While exhaling, slowly bend forward and stretch your palms on the floor
with abdomen pressing
against the thighs.
Then bring your face downwards and touch the floor with the forehead
without raising the buttocks. Inhaling slowly, return to an upright
position, reversing the process
down on your back with your legs straight and your feet together. Place your
hands, palms down, underneath your thighs.
Pressing down on your elbows, inhale and arch your back. Drop your head
back so that the top of your head is on the floor, but your weight should
rest on your elbows. Exhale. Breathe deeply while in the position, keeping
your legs and lower torso relaxed. To come out of the pose, lift your head
and place it gently back down, then release the arms.
Start by kneeling on the floor and cross your ankles at the back. If you
have a knee injury, you could perform the simhasana (lion
pose) by sitting down and folding your legs. Your back needs to be
upright with your hands resting on the thighs
After this, inhale deeply through your nose and then exhale with your
mouth opened wide and tongue extending outwards.
While exhaling, you should make a distinctive “ha” sound, resembling the
roar of a lion, such that the breath passes over the back of your throat.
You should also ensure to fix your gaze at the spot between the eyebrows or
at the top of your nose.
Repeat this at least 10 times consecutively for maximum benefits. While
returning back to the original position, take your tongue in and breathe
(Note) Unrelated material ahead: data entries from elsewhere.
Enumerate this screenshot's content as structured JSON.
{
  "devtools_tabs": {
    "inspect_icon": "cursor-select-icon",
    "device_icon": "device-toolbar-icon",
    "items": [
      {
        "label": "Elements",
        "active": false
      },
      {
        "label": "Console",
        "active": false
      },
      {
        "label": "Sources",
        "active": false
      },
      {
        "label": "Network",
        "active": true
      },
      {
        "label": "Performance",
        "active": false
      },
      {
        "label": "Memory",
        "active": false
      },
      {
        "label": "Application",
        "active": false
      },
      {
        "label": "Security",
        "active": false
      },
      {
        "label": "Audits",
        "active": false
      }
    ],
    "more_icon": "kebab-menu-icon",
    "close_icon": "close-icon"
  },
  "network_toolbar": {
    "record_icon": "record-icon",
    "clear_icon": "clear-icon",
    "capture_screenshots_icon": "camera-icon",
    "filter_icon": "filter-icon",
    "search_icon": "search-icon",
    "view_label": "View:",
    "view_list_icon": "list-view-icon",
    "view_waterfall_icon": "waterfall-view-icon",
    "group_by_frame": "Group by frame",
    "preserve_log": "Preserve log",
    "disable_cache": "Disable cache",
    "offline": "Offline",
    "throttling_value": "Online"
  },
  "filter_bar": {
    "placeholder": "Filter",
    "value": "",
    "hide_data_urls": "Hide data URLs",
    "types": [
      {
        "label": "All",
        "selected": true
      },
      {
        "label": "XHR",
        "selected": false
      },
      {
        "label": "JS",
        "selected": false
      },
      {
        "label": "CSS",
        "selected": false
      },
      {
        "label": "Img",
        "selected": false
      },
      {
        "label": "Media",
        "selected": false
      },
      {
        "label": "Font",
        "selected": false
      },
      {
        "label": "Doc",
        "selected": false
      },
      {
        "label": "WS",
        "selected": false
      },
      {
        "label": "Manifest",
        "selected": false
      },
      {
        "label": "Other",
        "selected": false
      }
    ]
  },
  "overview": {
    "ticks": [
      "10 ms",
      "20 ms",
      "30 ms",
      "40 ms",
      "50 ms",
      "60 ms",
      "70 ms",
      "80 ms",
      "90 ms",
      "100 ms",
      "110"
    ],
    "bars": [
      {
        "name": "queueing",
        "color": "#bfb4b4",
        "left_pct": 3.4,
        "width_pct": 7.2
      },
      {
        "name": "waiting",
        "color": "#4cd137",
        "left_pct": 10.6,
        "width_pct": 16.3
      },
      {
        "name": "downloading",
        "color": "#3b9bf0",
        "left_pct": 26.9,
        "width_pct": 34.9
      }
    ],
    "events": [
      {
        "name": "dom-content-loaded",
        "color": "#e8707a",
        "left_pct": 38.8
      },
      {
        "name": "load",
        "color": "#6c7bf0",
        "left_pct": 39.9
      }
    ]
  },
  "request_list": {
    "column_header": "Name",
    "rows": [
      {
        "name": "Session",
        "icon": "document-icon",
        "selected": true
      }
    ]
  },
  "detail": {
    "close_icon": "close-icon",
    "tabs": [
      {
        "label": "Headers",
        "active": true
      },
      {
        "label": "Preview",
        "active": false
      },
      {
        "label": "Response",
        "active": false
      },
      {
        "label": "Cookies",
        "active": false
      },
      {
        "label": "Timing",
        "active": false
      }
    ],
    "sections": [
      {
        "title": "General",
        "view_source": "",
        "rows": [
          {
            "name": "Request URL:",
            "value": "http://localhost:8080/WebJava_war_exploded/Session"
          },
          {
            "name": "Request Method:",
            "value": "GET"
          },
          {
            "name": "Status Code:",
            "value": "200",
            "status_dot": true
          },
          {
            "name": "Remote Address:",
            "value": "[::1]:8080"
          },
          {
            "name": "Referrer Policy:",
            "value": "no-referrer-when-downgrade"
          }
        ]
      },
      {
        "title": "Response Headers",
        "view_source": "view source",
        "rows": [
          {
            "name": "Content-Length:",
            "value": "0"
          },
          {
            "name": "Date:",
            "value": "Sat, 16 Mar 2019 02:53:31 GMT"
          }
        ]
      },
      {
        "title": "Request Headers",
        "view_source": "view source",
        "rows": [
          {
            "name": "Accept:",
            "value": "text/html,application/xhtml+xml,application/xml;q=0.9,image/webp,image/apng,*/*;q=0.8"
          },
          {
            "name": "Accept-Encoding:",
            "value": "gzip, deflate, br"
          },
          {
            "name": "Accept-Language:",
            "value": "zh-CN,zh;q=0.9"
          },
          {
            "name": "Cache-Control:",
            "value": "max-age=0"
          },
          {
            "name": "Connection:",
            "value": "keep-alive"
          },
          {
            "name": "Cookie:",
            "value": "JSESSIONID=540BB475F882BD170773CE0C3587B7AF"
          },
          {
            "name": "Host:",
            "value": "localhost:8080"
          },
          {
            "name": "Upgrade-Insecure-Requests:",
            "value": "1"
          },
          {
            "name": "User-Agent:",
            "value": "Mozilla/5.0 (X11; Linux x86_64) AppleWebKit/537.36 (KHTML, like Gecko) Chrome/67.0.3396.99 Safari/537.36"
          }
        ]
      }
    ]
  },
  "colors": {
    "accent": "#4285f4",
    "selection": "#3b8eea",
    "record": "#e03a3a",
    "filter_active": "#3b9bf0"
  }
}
up onto your knees. Take padding under your knees if they are sensitive.
Draw your hands up the side of your body as you start to open your
Reach your hands back one at a time to grasp your heels.
Bring your hips forward so that they are over your knees.
Let your head come back, opening your throat.
It is the foundation of proper breathing and one of the most commonly
practiced yoga breathing techniques.
Inhale gently allowing the air to pass into the body with ease and no
Exhale make a sound with the mouth closed that sounds like "hhhhha".
Make the sound the same throughout the exhalation. This will indicate the
same amount of air leaves the lungs throughout the exhalation. An uneven
sound usually indicates an unsteady nervous system. This will smoothen out
Resistance created by the sound slows down the breathing rate and creates a
back pressure that helps keep the airways open.
Note : The Yoga poses referred here should only be used as alternative
treatment and not as a substitute to medicine.
Dated 09 August 2012